Between Hwy. 53’s rock and hard place

It’s been four years since owners of the Thunderbird iron mine near Virginia, Minn., told state officials they will have to move Hwy. 53 out of the way to allow expansion of their taconite extraction operation. The state is supposed to relocate the so-called Main Street of the Iron Range by 2017 under terms of a 1960 easement agreement, but the Department of Transportation announced last week that it almost certainly can’t meet the deadline. Continue Reading

COMMUNITY VOICES | PolyMet supporters spread misinformation concerning efficacy of iron amendment for Minnesota waters

Fear-mongering is the latest buzzword being used by the sulfide mining industry and its supporters, used to divert attention away from the toxic metal poisoning of our children; primarily the result of a taconite industry that does not meet standards. If the grossly underestimated calculations for water flowage, water seepage, and mercury levels discovered in PolyMet’s SDEIS are any indication; the sulfide mining industry is planning to do the same. While PolyMet supporters are busy spreading misinformation.It would have been advisable for PolyMet shareholder Harlan Christensen to do more reading before he wrote his MinnPost piece, “Iron Range sulfide mining can be done without harming wild rice or raising mercury levels.” Wildly exaggerating, he claimed that there is “widely accepted scientific evidence that iron reduces mercury methylation.”The research he referred to, from a single early University of California, Berkeley, study in 2003, has been ongoing and was revised in 2010: “Impact of iron amendment on net methyl mercury export from tidal wetland microcosms” (including referenced supporting material). http://www.evergladeshub.com/lit/pdf10/Ulrich’10EST-27-HgFeWetland.pdf The Berkeley research is still unfinished and flawed. It has not been tested in the field. Continue Reading

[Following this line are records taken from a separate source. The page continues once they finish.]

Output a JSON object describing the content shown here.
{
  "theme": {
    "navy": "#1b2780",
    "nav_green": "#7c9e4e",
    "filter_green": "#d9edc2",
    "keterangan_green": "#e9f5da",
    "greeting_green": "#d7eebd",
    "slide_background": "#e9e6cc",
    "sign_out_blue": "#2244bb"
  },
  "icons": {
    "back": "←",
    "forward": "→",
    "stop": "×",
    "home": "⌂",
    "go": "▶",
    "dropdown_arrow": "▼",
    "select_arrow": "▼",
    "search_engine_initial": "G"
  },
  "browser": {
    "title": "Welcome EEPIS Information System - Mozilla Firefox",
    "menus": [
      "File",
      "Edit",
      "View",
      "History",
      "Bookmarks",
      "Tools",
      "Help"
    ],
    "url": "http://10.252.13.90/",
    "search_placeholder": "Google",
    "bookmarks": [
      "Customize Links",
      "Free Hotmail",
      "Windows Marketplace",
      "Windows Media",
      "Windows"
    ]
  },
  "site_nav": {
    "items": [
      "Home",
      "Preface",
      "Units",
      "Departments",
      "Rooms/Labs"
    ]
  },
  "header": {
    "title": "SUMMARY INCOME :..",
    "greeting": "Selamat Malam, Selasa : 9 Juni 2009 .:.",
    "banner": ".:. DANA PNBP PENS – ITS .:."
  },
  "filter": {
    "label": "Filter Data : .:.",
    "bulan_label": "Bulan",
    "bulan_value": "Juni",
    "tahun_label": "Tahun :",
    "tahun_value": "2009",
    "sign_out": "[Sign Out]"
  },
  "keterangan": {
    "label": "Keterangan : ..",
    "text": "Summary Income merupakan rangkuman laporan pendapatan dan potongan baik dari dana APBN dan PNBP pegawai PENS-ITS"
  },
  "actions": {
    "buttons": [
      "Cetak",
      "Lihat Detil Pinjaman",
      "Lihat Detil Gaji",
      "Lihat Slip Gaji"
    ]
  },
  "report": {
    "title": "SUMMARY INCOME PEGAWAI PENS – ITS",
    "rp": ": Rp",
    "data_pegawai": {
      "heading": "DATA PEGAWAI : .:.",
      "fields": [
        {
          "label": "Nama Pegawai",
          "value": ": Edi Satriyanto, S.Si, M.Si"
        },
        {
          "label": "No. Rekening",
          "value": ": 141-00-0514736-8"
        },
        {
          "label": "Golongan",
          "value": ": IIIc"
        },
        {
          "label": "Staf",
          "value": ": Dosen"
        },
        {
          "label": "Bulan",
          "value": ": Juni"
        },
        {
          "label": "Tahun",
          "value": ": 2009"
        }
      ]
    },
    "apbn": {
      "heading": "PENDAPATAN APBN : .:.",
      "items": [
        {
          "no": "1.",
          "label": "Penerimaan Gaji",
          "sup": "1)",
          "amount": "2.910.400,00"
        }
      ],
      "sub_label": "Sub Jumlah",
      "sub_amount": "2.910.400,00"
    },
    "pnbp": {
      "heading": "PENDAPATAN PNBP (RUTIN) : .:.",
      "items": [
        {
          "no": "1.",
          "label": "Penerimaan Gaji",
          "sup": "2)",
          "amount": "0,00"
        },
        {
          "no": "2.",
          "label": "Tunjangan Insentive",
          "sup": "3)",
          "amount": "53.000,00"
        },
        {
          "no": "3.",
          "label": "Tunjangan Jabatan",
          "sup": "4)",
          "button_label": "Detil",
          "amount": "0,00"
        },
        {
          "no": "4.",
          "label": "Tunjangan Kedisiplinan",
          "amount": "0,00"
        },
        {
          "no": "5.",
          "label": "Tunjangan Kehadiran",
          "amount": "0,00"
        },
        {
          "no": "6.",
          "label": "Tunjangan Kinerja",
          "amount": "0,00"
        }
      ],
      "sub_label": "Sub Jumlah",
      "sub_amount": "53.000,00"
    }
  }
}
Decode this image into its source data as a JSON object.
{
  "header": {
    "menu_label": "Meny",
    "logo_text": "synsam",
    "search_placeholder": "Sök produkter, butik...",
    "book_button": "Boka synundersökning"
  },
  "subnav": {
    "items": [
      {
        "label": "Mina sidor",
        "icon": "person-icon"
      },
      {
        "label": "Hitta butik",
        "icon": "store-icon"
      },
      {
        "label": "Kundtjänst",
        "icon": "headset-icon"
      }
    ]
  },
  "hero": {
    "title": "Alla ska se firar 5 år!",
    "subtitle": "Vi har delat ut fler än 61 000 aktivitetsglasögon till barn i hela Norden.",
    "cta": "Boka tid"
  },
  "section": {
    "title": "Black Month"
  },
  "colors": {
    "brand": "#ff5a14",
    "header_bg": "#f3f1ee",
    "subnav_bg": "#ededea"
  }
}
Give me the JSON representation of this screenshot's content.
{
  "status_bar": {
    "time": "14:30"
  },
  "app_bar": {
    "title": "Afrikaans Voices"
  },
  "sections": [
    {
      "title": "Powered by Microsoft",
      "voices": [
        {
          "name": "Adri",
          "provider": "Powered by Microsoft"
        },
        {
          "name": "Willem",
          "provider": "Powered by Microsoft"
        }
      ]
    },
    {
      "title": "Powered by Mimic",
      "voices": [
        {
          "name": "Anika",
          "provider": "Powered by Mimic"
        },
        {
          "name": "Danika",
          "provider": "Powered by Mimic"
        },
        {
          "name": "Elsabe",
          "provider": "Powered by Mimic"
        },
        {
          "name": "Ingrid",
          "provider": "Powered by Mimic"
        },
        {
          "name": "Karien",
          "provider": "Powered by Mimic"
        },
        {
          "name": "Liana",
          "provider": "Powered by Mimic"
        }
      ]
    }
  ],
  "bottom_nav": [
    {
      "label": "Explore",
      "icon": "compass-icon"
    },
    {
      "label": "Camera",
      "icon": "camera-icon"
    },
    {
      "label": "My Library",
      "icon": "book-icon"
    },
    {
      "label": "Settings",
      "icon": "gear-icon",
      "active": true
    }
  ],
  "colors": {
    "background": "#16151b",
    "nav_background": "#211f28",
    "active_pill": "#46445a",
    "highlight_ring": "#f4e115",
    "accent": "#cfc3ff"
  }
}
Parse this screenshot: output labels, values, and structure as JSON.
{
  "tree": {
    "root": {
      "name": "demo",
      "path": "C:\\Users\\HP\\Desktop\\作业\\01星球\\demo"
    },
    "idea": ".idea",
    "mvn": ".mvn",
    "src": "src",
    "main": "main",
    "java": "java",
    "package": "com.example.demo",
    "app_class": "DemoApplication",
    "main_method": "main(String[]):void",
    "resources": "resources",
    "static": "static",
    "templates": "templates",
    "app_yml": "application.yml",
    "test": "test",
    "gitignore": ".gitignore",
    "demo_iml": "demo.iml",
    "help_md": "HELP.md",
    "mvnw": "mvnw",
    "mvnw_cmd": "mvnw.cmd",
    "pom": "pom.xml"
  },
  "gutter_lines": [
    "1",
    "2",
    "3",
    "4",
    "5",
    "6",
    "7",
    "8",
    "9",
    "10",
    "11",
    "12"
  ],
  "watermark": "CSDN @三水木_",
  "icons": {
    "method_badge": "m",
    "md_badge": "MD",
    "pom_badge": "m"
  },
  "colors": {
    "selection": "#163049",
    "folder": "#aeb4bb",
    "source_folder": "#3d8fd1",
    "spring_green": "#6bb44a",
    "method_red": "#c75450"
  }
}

COMMUNITY VOICES | Only compromise will stop Minnesota’s mining range war

 Like the range wars once fought over water and grazing rights in the western U.S. in the 1800’s, Minnesotan environmentalists and mining supporters are waging a modern-day range war. The Minnesota Range WarEnvironmental and tribal organizations warn that expanded mining in northern Minnesota will harm wild rice and exacerbate mercury pollution in lakes and rivers. They point to evidence of dwindling wild rice and to DNR listings of dozens of endangered lakes where residents are advised not to eat the fish because of high levels of mercury contamination. Environmentalists suspect the state will not enforce strict environmental mining controls if Polymet Mining and Duluth Twin Metals mines are permitted to start operations in the Mesabi Range and fear that a wilderness area of the state will be ruined for future generations. On the other side of this battle are 70% of the residents in northern Minnesota, who support mining the world’s largest undeveloped deposits of copper, nickel, platinum, palladium and gold located within the Mesabi Range as their future, if not their birthright. The Polymet proposal is to mine copper, nickel and precious metals for 20 years, although there are proven reserves to continue mining the Northmet project for another 20 years or longer. Continue Reading